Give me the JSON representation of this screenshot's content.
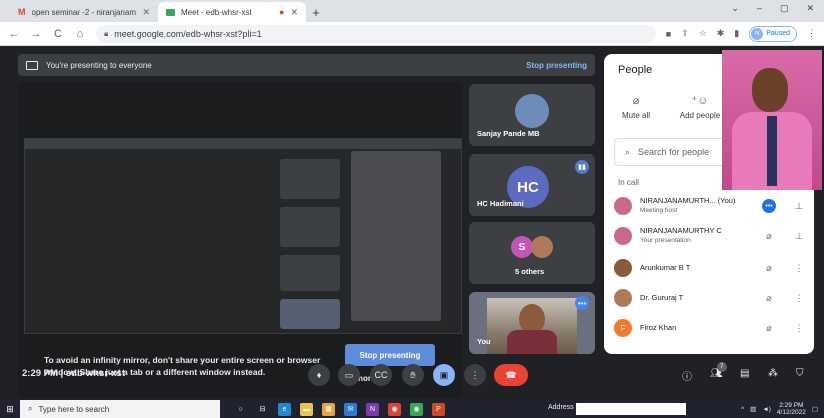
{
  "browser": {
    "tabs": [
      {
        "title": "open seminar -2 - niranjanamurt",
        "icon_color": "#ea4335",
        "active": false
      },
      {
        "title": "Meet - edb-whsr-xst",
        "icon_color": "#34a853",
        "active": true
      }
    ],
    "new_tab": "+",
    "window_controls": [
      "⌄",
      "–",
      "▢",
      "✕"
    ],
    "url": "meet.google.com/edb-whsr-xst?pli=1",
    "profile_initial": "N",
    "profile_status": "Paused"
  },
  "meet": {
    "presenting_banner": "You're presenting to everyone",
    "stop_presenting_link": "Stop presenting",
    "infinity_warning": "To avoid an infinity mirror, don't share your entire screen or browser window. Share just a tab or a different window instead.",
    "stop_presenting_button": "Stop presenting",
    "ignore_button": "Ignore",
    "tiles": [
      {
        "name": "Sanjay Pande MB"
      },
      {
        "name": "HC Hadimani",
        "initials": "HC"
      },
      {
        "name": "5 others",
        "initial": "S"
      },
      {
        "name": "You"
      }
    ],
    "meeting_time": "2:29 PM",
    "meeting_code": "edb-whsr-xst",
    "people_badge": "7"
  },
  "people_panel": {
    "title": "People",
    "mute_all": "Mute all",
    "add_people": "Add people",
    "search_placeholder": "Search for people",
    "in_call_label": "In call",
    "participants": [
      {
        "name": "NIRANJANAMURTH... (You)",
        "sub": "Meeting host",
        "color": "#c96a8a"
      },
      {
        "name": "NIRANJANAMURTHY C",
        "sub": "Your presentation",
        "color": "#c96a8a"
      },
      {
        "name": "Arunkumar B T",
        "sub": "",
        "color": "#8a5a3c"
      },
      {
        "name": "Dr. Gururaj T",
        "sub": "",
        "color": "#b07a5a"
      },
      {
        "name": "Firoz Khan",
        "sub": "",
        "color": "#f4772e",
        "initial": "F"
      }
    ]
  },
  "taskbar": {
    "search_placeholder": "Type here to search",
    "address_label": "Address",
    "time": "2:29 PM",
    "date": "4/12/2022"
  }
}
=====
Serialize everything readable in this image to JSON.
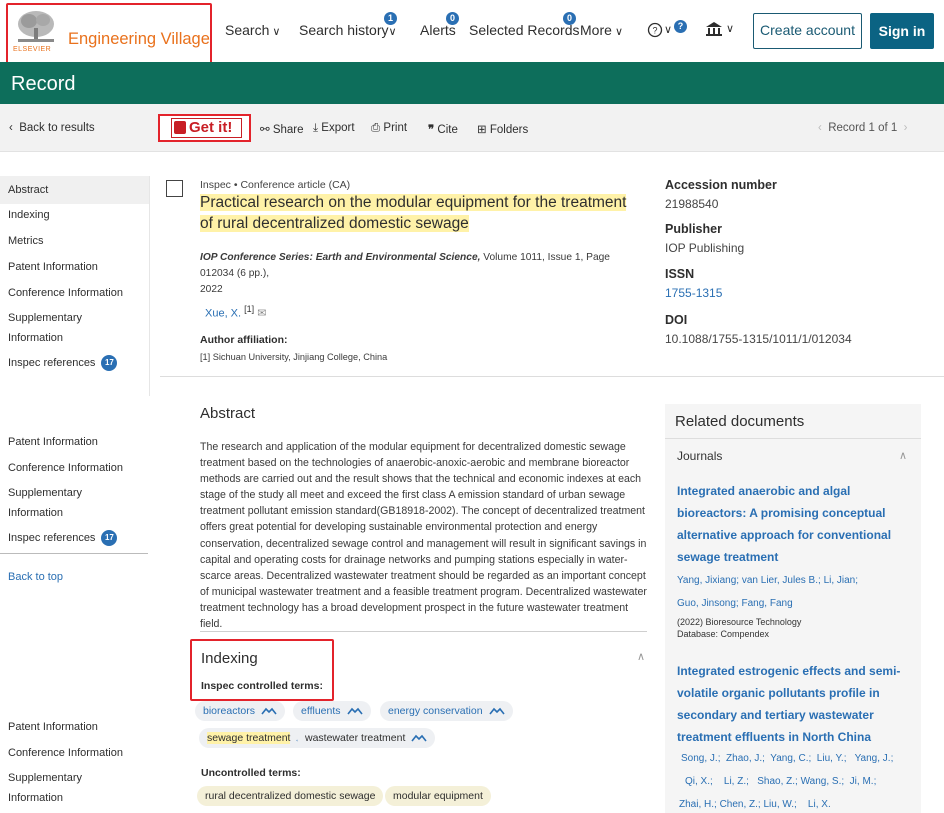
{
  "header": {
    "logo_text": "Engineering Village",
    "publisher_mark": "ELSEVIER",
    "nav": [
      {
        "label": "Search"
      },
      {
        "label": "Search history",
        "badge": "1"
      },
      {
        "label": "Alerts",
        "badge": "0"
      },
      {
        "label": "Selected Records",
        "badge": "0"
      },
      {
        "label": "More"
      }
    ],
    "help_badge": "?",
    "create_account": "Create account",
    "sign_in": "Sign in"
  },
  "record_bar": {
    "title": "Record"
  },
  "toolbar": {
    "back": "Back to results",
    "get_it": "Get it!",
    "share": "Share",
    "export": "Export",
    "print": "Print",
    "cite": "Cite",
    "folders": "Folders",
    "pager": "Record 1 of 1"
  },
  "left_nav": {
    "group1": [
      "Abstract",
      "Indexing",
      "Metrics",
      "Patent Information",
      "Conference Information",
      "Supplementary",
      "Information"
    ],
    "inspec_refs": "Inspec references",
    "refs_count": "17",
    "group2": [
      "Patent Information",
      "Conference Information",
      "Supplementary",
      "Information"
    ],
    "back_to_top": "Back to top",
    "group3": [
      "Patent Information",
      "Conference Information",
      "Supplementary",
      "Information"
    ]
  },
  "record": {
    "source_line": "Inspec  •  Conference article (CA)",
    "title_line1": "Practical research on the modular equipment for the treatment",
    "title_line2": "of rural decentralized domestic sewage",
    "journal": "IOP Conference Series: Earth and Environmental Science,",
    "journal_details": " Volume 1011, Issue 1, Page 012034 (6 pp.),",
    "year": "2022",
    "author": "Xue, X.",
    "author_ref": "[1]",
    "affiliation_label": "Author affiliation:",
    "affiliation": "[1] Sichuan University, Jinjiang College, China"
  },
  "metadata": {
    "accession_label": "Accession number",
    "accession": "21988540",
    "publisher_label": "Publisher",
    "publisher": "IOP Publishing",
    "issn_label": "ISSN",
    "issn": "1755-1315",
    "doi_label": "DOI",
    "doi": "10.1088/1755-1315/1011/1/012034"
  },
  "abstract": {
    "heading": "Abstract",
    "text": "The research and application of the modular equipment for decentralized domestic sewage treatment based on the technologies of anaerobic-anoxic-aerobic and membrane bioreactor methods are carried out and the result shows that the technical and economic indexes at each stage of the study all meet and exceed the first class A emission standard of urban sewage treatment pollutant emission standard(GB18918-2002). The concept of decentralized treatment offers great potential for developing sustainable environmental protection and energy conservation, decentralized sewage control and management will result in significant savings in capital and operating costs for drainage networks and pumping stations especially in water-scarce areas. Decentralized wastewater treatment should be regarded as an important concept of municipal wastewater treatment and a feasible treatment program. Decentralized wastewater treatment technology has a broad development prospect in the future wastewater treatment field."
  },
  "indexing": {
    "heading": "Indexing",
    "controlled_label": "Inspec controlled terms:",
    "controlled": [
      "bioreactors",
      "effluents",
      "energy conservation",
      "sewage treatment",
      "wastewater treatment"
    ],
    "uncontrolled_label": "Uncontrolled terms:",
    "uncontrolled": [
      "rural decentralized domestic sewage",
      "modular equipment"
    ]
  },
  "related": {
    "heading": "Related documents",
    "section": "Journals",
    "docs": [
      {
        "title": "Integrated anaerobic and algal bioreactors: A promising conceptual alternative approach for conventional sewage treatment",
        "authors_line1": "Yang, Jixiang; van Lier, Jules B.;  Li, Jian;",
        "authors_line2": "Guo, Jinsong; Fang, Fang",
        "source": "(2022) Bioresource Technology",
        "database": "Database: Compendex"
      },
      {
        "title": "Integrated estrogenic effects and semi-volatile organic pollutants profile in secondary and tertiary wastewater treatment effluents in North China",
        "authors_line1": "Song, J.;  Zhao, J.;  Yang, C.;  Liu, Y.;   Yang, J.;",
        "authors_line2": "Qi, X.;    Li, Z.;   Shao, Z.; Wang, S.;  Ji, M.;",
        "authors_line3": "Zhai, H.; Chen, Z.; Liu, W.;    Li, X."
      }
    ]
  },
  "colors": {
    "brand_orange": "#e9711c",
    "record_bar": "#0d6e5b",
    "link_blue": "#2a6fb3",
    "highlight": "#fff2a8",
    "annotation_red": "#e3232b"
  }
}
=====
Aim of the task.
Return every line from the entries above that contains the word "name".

Result.
        "name": "Sanjay Pande MB"
        "name": "HC Hadimani",
        "name": "5 others",
        "name": "You"
        "name": "NIRANJANAMURTH... (You)",
        "name": "NIRANJANAMURTHY C",
        "name": "Arunkumar B T",
        "name": "Dr. Gururaj T",
        "name": "Firoz Khan",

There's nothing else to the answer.